» Information provided
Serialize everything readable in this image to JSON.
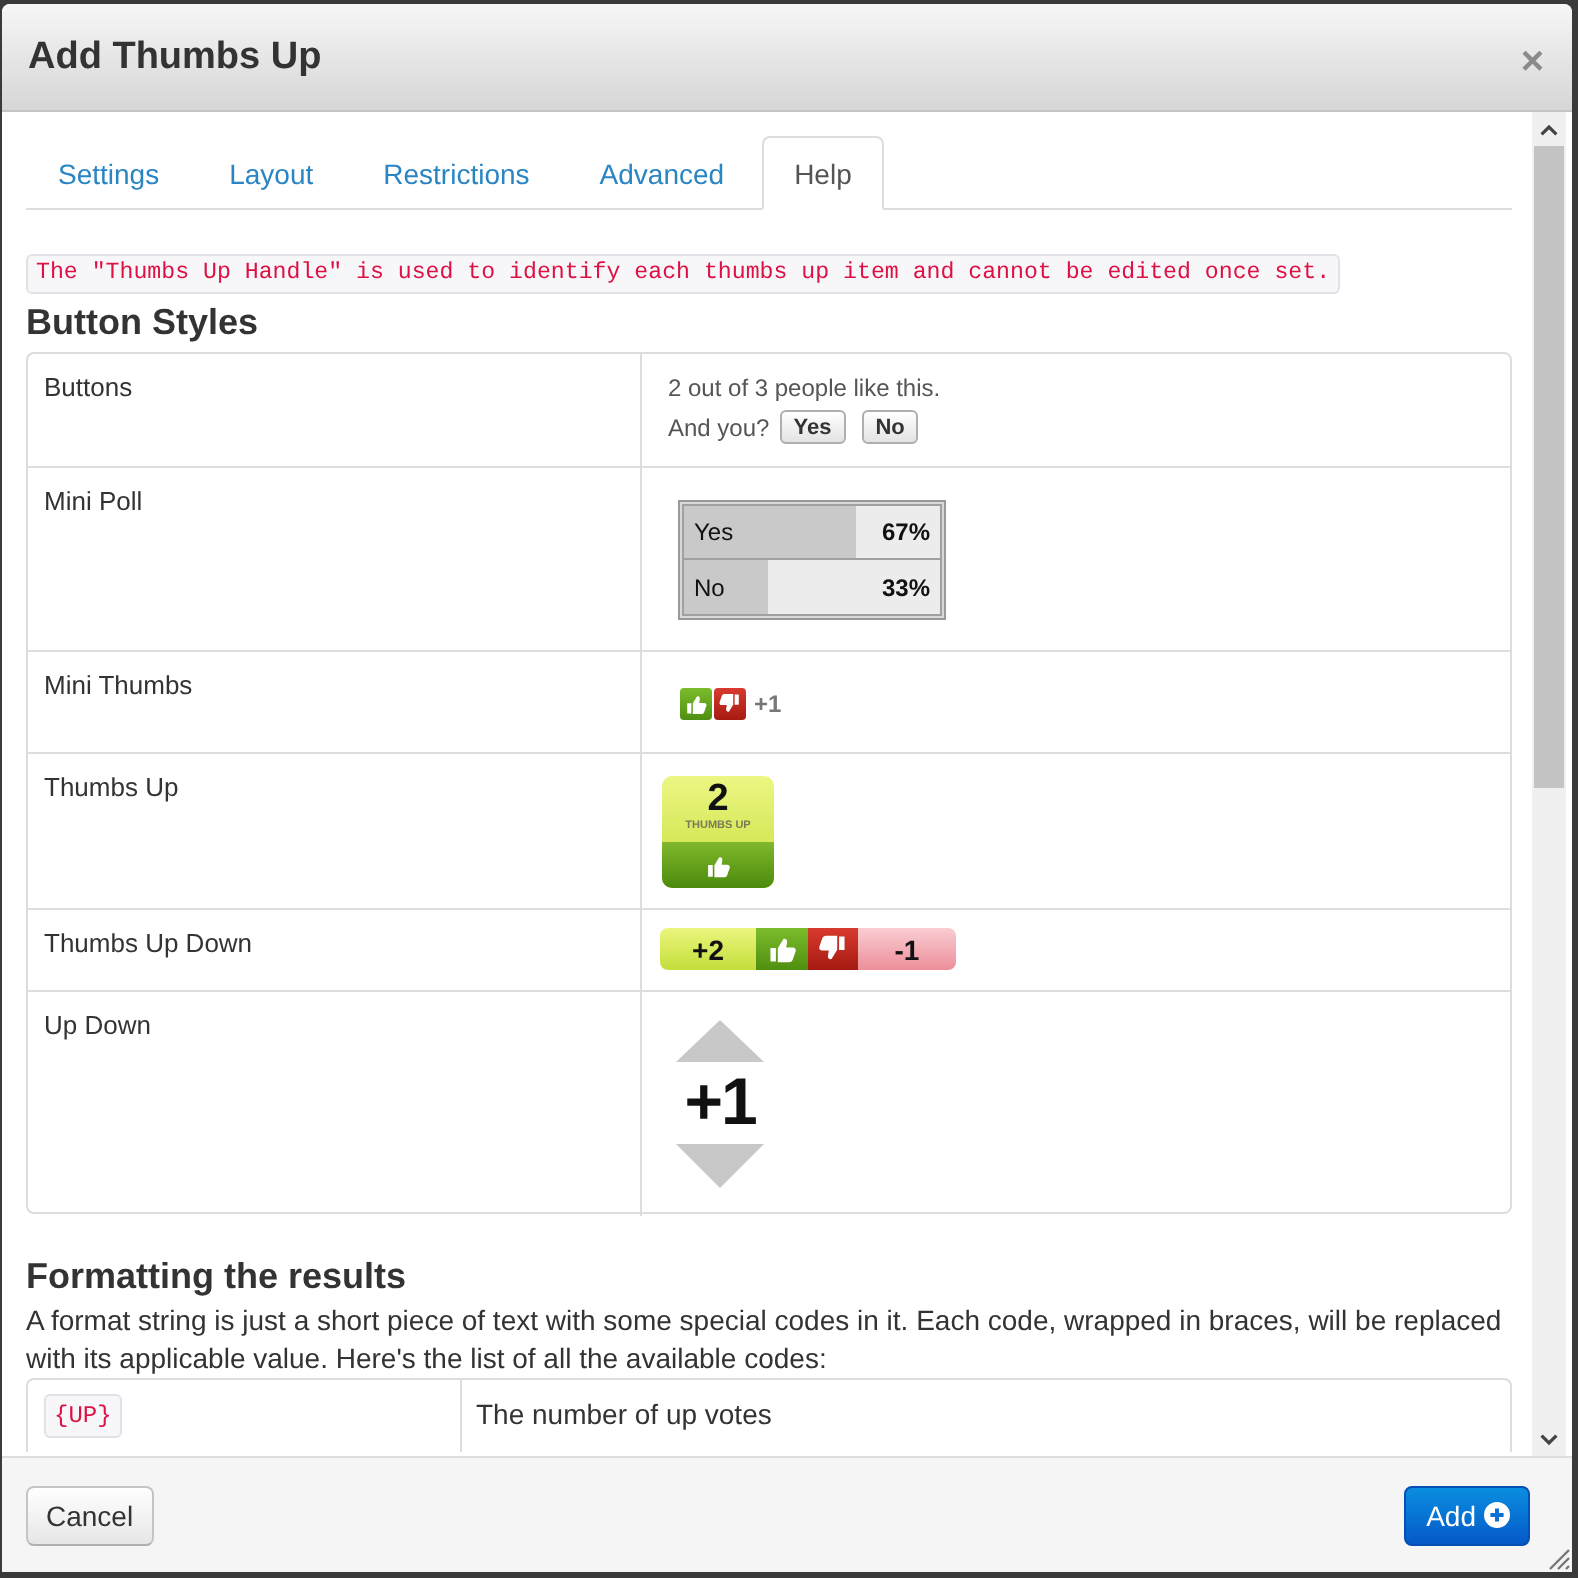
{
  "window": {
    "title": "Add Thumbs Up",
    "close_label": "×"
  },
  "tabs": [
    {
      "label": "Settings",
      "selected": false
    },
    {
      "label": "Layout",
      "selected": false
    },
    {
      "label": "Restrictions",
      "selected": false
    },
    {
      "label": "Advanced",
      "selected": false
    },
    {
      "label": "Help",
      "selected": true
    }
  ],
  "notice": "The \"Thumbs Up Handle\" is used to identify each thumbs up item and cannot be edited once set.",
  "button_styles": {
    "heading": "Button Styles",
    "rows": [
      {
        "kind": "buttons",
        "name": "Buttons",
        "summary": "2 out of 3 people like this.",
        "prompt": "And you?",
        "buttons": [
          "Yes",
          "No"
        ]
      },
      {
        "kind": "mini_poll",
        "name": "Mini Poll",
        "options": [
          {
            "label": "Yes",
            "percent": "67%",
            "level": 0.67
          },
          {
            "label": "No",
            "percent": "33%",
            "level": 0.33
          }
        ]
      },
      {
        "kind": "mini_thumbs",
        "name": "Mini Thumbs",
        "score": "+1"
      },
      {
        "kind": "thumbs_up",
        "name": "Thumbs Up",
        "count": "2",
        "caption": "THUMBS UP"
      },
      {
        "kind": "thumbs_up_down",
        "name": "Thumbs Up Down",
        "up_score": "+2",
        "down_score": "-1"
      },
      {
        "kind": "up_down",
        "name": "Up Down",
        "score": "+1"
      }
    ]
  },
  "formatting": {
    "heading": "Formatting the results",
    "intro": "A format string is just a short piece of text with some special codes in it. Each code, wrapped in braces, will be replaced with its applicable value. Here's the list of all the available codes:",
    "codes": [
      {
        "code": "{UP}",
        "description": "The number of up votes"
      }
    ]
  },
  "footer": {
    "cancel": "Cancel",
    "add": "Add"
  }
}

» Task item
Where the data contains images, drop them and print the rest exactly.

» Task response
Serialize everything readable in this image to JSON.
{
  "window": {
    "title": "Add Thumbs Up",
    "close_label": "×"
  },
  "tabs": [
    {
      "label": "Settings",
      "selected": false
    },
    {
      "label": "Layout",
      "selected": false
    },
    {
      "label": "Restrictions",
      "selected": false
    },
    {
      "label": "Advanced",
      "selected": false
    },
    {
      "label": "Help",
      "selected": true
    }
  ],
  "notice": "The \"Thumbs Up Handle\" is used to identify each thumbs up item and cannot be edited once set.",
  "button_styles": {
    "heading": "Button Styles",
    "rows": [
      {
        "kind": "buttons",
        "name": "Buttons",
        "summary": "2 out of 3 people like this.",
        "prompt": "And you?",
        "buttons": [
          "Yes",
          "No"
        ]
      },
      {
        "kind": "mini_poll",
        "name": "Mini Poll",
        "options": [
          {
            "label": "Yes",
            "percent": "67%",
            "level": 0.67
          },
          {
            "label": "No",
            "percent": "33%",
            "level": 0.33
          }
        ]
      },
      {
        "kind": "mini_thumbs",
        "name": "Mini Thumbs",
        "score": "+1"
      },
      {
        "kind": "thumbs_up",
        "name": "Thumbs Up",
        "count": "2",
        "caption": "THUMBS UP"
      },
      {
        "kind": "thumbs_up_down",
        "name": "Thumbs Up Down",
        "up_score": "+2",
        "down_score": "-1"
      },
      {
        "kind": "up_down",
        "name": "Up Down",
        "score": "+1"
      }
    ]
  },
  "formatting": {
    "heading": "Formatting the results",
    "intro": "A format string is just a short piece of text with some special codes in it. Each code, wrapped in braces, will be replaced with its applicable value. Here's the list of all the available codes:",
    "codes": [
      {
        "code": "{UP}",
        "description": "The number of up votes"
      }
    ]
  },
  "footer": {
    "cancel": "Cancel",
    "add": "Add"
  }
}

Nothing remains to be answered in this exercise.